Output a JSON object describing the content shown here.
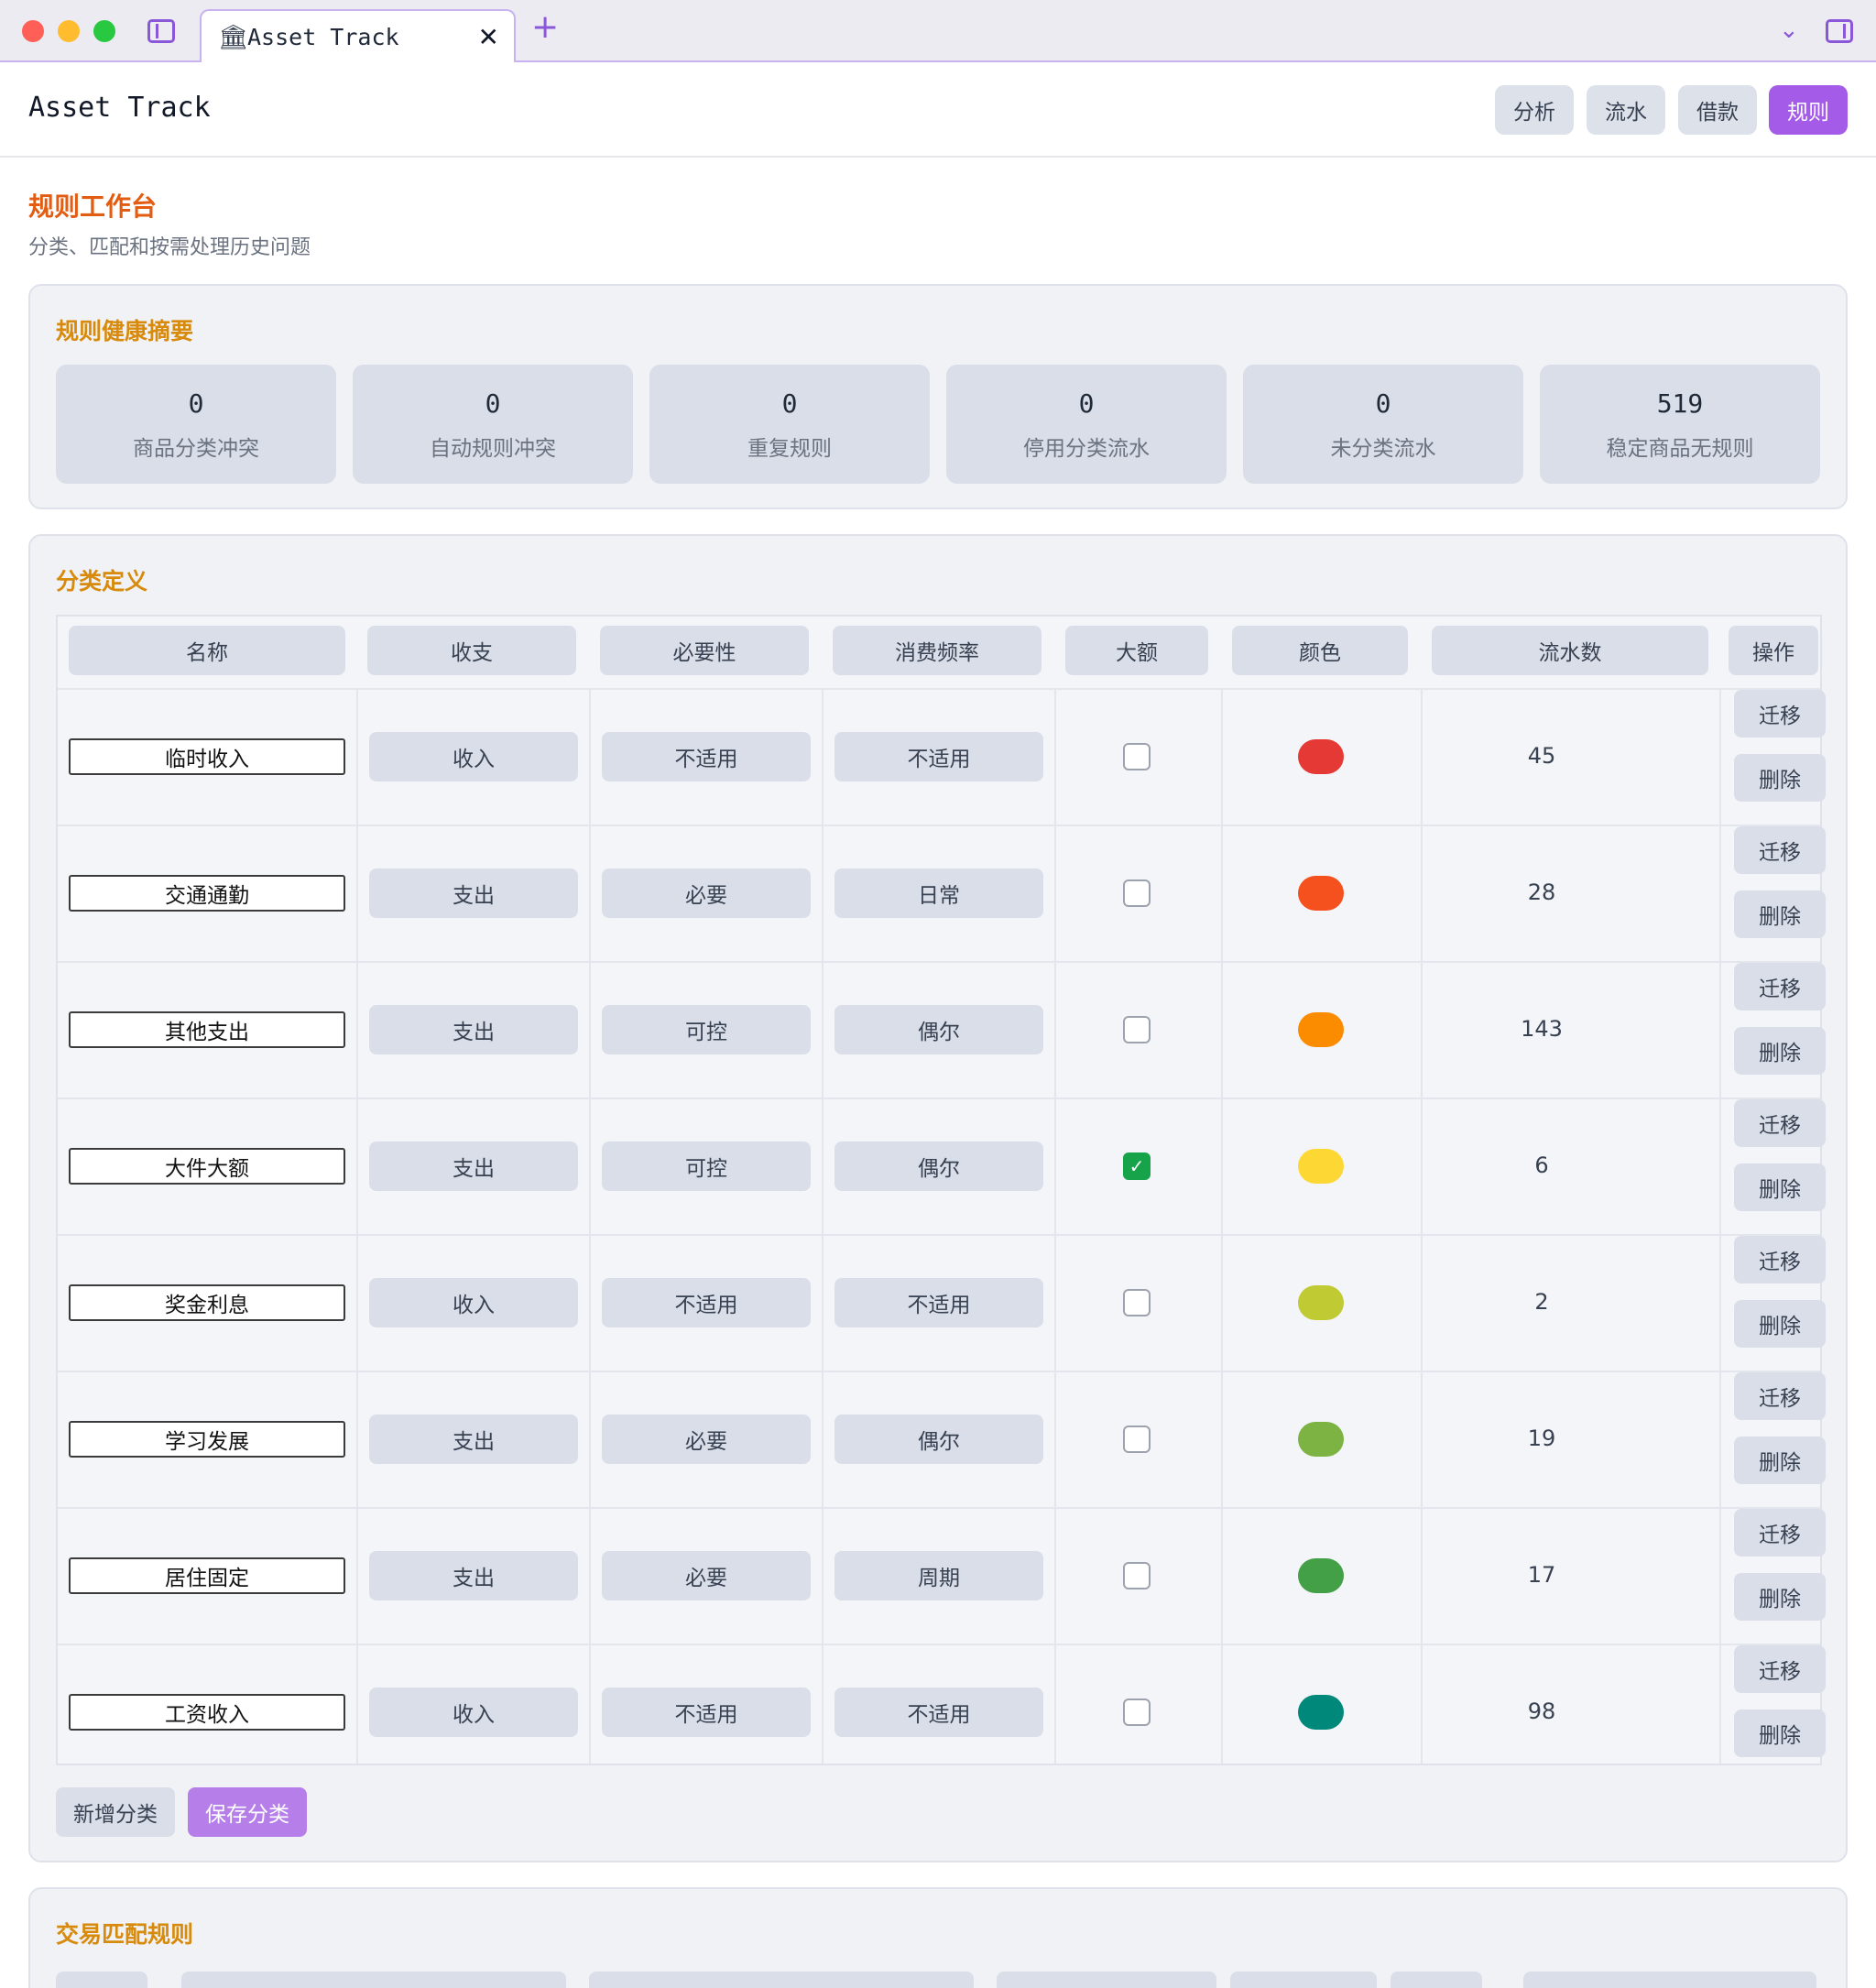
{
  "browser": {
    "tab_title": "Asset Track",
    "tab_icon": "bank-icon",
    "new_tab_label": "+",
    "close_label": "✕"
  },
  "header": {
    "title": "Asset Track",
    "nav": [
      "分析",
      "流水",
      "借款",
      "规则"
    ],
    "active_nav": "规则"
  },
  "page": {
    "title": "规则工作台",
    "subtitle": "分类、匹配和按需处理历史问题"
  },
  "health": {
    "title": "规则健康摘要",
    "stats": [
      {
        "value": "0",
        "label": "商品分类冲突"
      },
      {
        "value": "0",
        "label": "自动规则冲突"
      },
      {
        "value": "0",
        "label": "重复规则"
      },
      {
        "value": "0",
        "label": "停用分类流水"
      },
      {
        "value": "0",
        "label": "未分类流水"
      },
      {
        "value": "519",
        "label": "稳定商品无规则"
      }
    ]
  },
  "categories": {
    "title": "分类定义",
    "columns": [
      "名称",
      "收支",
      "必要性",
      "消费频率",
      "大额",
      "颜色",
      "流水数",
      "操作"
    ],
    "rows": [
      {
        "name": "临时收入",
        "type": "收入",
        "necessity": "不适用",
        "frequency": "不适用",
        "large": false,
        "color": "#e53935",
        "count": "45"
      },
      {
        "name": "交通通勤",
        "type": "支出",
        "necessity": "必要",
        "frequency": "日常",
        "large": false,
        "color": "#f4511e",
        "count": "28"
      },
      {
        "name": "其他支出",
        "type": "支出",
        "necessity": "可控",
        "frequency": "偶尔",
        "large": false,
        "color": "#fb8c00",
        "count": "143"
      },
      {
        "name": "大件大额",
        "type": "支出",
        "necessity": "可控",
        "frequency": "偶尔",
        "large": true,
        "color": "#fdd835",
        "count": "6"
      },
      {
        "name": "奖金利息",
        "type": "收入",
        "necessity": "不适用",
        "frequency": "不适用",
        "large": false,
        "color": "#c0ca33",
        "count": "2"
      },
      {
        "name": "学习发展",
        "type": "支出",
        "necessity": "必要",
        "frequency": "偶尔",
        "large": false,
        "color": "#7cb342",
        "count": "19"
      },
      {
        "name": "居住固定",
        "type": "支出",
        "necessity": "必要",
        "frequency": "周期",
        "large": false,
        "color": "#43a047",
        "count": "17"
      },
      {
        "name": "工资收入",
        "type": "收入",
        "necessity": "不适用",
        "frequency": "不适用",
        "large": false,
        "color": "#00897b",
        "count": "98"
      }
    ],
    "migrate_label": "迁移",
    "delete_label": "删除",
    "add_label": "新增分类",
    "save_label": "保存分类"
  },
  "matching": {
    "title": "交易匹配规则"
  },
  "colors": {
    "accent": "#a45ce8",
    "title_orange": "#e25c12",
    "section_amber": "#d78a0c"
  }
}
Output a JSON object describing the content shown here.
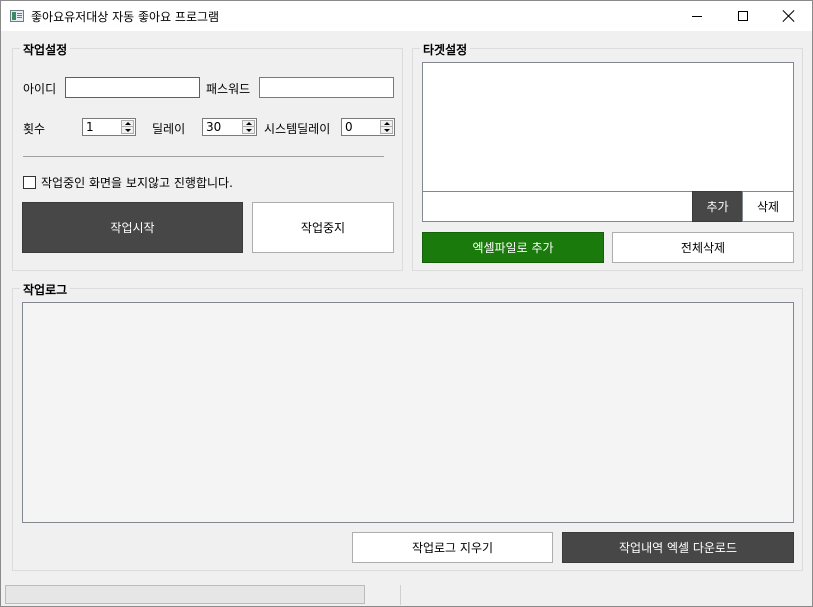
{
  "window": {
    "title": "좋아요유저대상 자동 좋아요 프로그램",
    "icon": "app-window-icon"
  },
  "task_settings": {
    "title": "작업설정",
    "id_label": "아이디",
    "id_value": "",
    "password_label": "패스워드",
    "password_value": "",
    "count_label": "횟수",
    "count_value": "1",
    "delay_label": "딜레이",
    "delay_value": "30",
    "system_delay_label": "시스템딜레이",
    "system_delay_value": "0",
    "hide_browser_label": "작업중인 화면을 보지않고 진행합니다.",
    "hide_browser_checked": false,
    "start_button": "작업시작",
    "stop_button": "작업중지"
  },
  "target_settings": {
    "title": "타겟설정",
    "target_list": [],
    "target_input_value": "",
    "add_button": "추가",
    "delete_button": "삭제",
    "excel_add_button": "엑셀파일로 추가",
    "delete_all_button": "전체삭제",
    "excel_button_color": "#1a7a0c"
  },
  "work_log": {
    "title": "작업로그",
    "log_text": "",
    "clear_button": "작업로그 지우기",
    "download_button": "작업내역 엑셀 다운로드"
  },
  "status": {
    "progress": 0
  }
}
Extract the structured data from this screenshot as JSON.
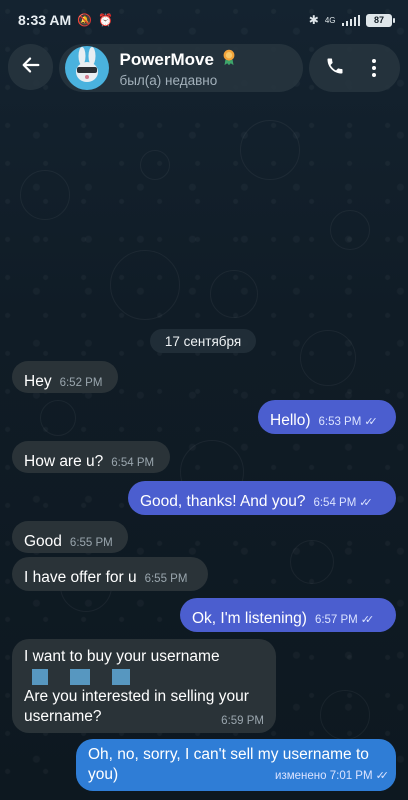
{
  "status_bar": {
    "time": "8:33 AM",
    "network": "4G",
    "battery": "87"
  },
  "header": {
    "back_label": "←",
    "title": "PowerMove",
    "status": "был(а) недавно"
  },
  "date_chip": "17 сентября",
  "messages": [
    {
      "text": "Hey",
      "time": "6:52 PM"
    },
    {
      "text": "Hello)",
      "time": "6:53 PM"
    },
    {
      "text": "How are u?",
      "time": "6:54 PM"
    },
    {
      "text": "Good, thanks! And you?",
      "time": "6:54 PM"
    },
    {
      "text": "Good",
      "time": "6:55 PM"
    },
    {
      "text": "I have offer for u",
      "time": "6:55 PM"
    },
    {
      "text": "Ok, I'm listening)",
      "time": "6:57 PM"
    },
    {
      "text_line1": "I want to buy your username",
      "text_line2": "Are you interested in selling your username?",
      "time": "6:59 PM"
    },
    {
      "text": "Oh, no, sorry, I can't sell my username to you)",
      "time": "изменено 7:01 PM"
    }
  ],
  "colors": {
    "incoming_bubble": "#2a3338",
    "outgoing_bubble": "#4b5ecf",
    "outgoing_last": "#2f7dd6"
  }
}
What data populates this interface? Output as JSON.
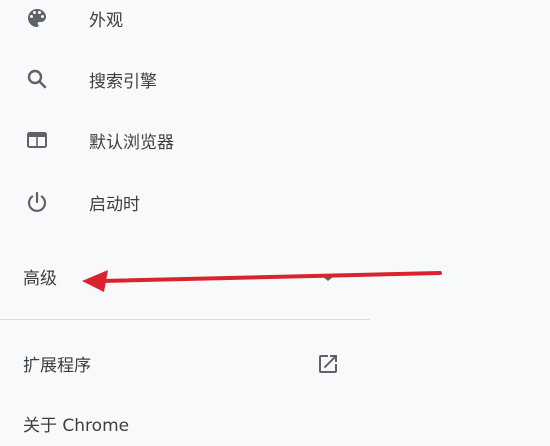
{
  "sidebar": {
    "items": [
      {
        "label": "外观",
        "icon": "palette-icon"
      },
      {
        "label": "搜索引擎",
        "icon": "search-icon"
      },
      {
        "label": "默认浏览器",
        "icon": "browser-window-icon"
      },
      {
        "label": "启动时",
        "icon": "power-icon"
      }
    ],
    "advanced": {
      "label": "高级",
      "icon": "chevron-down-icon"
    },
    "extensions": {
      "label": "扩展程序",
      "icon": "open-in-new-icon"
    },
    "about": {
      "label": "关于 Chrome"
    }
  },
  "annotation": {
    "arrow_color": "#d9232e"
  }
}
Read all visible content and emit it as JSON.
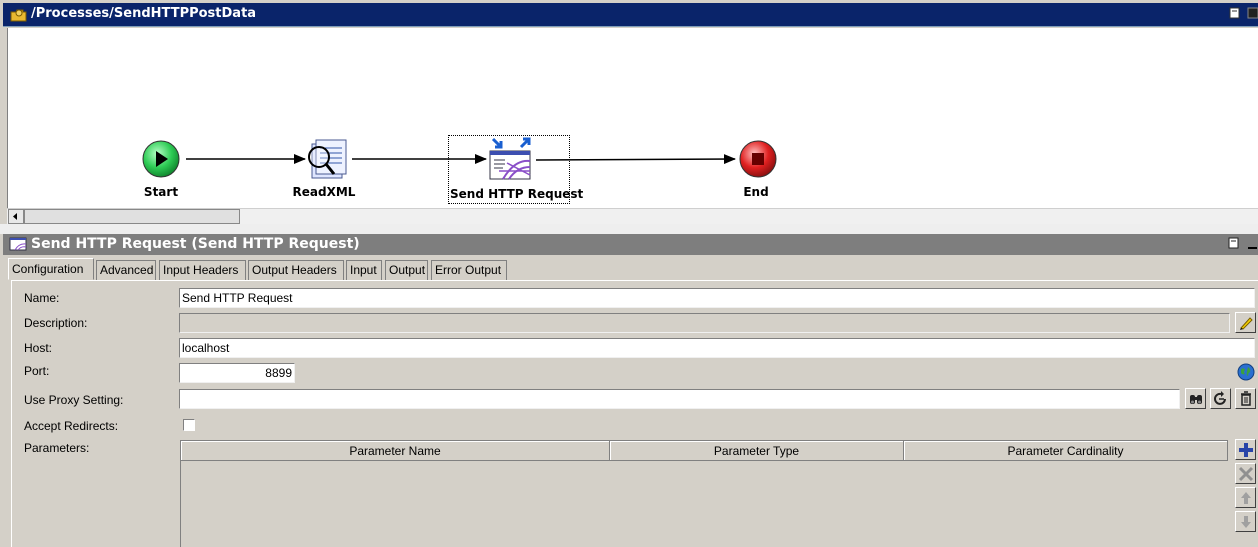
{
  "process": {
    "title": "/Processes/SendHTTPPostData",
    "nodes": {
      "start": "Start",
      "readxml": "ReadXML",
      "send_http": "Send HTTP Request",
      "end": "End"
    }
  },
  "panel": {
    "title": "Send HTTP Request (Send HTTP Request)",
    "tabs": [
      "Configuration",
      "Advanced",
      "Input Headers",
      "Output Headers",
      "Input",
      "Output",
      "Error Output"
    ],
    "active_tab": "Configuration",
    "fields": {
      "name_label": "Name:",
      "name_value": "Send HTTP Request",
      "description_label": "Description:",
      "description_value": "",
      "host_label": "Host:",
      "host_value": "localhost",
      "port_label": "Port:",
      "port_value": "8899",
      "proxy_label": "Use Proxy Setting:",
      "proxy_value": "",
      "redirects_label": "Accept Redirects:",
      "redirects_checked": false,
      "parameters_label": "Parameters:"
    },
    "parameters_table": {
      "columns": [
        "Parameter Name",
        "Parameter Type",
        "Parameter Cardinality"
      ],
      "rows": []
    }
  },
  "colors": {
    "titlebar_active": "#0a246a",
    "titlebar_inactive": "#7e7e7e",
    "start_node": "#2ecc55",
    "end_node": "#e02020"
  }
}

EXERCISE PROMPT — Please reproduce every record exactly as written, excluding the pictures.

EXERCISE OUTPUT —
Output a JSON object describing the content shown here.
{
  "browser": {
    "tab_title": "Asset Track",
    "tab_icon": "bank-icon",
    "new_tab_label": "+",
    "close_label": "✕"
  },
  "header": {
    "title": "Asset Track",
    "nav": [
      "分析",
      "流水",
      "借款",
      "规则"
    ],
    "active_nav": "规则"
  },
  "page": {
    "title": "规则工作台",
    "subtitle": "分类、匹配和按需处理历史问题"
  },
  "health": {
    "title": "规则健康摘要",
    "stats": [
      {
        "value": "0",
        "label": "商品分类冲突"
      },
      {
        "value": "0",
        "label": "自动规则冲突"
      },
      {
        "value": "0",
        "label": "重复规则"
      },
      {
        "value": "0",
        "label": "停用分类流水"
      },
      {
        "value": "0",
        "label": "未分类流水"
      },
      {
        "value": "519",
        "label": "稳定商品无规则"
      }
    ]
  },
  "categories": {
    "title": "分类定义",
    "columns": [
      "名称",
      "收支",
      "必要性",
      "消费频率",
      "大额",
      "颜色",
      "流水数",
      "操作"
    ],
    "rows": [
      {
        "name": "临时收入",
        "type": "收入",
        "necessity": "不适用",
        "frequency": "不适用",
        "large": false,
        "color": "#e53935",
        "count": "45"
      },
      {
        "name": "交通通勤",
        "type": "支出",
        "necessity": "必要",
        "frequency": "日常",
        "large": false,
        "color": "#f4511e",
        "count": "28"
      },
      {
        "name": "其他支出",
        "type": "支出",
        "necessity": "可控",
        "frequency": "偶尔",
        "large": false,
        "color": "#fb8c00",
        "count": "143"
      },
      {
        "name": "大件大额",
        "type": "支出",
        "necessity": "可控",
        "frequency": "偶尔",
        "large": true,
        "color": "#fdd835",
        "count": "6"
      },
      {
        "name": "奖金利息",
        "type": "收入",
        "necessity": "不适用",
        "frequency": "不适用",
        "large": false,
        "color": "#c0ca33",
        "count": "2"
      },
      {
        "name": "学习发展",
        "type": "支出",
        "necessity": "必要",
        "frequency": "偶尔",
        "large": false,
        "color": "#7cb342",
        "count": "19"
      },
      {
        "name": "居住固定",
        "type": "支出",
        "necessity": "必要",
        "frequency": "周期",
        "large": false,
        "color": "#43a047",
        "count": "17"
      },
      {
        "name": "工资收入",
        "type": "收入",
        "necessity": "不适用",
        "frequency": "不适用",
        "large": false,
        "color": "#00897b",
        "count": "98"
      }
    ],
    "migrate_label": "迁移",
    "delete_label": "删除",
    "add_label": "新增分类",
    "save_label": "保存分类"
  },
  "matching": {
    "title": "交易匹配规则"
  },
  "colors": {
    "accent": "#a45ce8",
    "title_orange": "#e25c12",
    "section_amber": "#d78a0c"
  }
}
Output a JSON object describing the content shown here.
{
  "window": {
    "title": "좋아요유저대상 자동 좋아요 프로그램",
    "icon": "app-window-icon"
  },
  "task_settings": {
    "title": "작업설정",
    "id_label": "아이디",
    "id_value": "",
    "password_label": "패스워드",
    "password_value": "",
    "count_label": "횟수",
    "count_value": "1",
    "delay_label": "딜레이",
    "delay_value": "30",
    "system_delay_label": "시스템딜레이",
    "system_delay_value": "0",
    "hide_browser_label": "작업중인 화면을 보지않고 진행합니다.",
    "hide_browser_checked": false,
    "start_button": "작업시작",
    "stop_button": "작업중지"
  },
  "target_settings": {
    "title": "타겟설정",
    "target_list": [],
    "target_input_value": "",
    "add_button": "추가",
    "delete_button": "삭제",
    "excel_add_button": "엑셀파일로 추가",
    "delete_all_button": "전체삭제",
    "excel_button_color": "#1a7a0c"
  },
  "work_log": {
    "title": "작업로그",
    "log_text": "",
    "clear_button": "작업로그 지우기",
    "download_button": "작업내역 엑셀 다운로드"
  },
  "status": {
    "progress": 0
  }
}
Extract the structured data from this screenshot as JSON.
{
  "status_bar": {
    "time": "8:33 AM",
    "network": "4G",
    "battery": "87"
  },
  "header": {
    "back_label": "←",
    "title": "PowerMove",
    "status": "был(а) недавно"
  },
  "date_chip": "17 сентября",
  "messages": [
    {
      "text": "Hey",
      "time": "6:52 PM"
    },
    {
      "text": "Hello)",
      "time": "6:53 PM"
    },
    {
      "text": "How are u?",
      "time": "6:54 PM"
    },
    {
      "text": "Good, thanks! And you?",
      "time": "6:54 PM"
    },
    {
      "text": "Good",
      "time": "6:55 PM"
    },
    {
      "text": "I have offer for u",
      "time": "6:55 PM"
    },
    {
      "text": "Ok, I'm listening)",
      "time": "6:57 PM"
    },
    {
      "text_line1": "I want to buy your username",
      "text_line2": "Are you interested in selling your username?",
      "time": "6:59 PM"
    },
    {
      "text": "Oh, no, sorry, I can't sell my username to you)",
      "time": "изменено 7:01 PM"
    }
  ],
  "colors": {
    "incoming_bubble": "#2a3338",
    "outgoing_bubble": "#4b5ecf",
    "outgoing_last": "#2f7dd6"
  }
}
What data populates this interface? Output as JSON.
{
  "sidebar": {
    "items": [
      {
        "label": "外观",
        "icon": "palette-icon"
      },
      {
        "label": "搜索引擎",
        "icon": "search-icon"
      },
      {
        "label": "默认浏览器",
        "icon": "browser-window-icon"
      },
      {
        "label": "启动时",
        "icon": "power-icon"
      }
    ],
    "advanced": {
      "label": "高级",
      "icon": "chevron-down-icon"
    },
    "extensions": {
      "label": "扩展程序",
      "icon": "open-in-new-icon"
    },
    "about": {
      "label": "关于 Chrome"
    }
  },
  "annotation": {
    "arrow_color": "#d9232e"
  }
}
Read all visible content and emit it as JSON.
{
  "process": {
    "title": "/Processes/SendHTTPPostData",
    "nodes": {
      "start": "Start",
      "readxml": "ReadXML",
      "send_http": "Send HTTP Request",
      "end": "End"
    }
  },
  "panel": {
    "title": "Send HTTP Request (Send HTTP Request)",
    "tabs": [
      "Configuration",
      "Advanced",
      "Input Headers",
      "Output Headers",
      "Input",
      "Output",
      "Error Output"
    ],
    "active_tab": "Configuration",
    "fields": {
      "name_label": "Name:",
      "name_value": "Send HTTP Request",
      "description_label": "Description:",
      "description_value": "",
      "host_label": "Host:",
      "host_value": "localhost",
      "port_label": "Port:",
      "port_value": "8899",
      "proxy_label": "Use Proxy Setting:",
      "proxy_value": "",
      "redirects_label": "Accept Redirects:",
      "redirects_checked": false,
      "parameters_label": "Parameters:"
    },
    "parameters_table": {
      "columns": [
        "Parameter Name",
        "Parameter Type",
        "Parameter Cardinality"
      ],
      "rows": []
    }
  },
  "colors": {
    "titlebar_active": "#0a246a",
    "titlebar_inactive": "#7e7e7e",
    "start_node": "#2ecc55",
    "end_node": "#e02020"
  }
}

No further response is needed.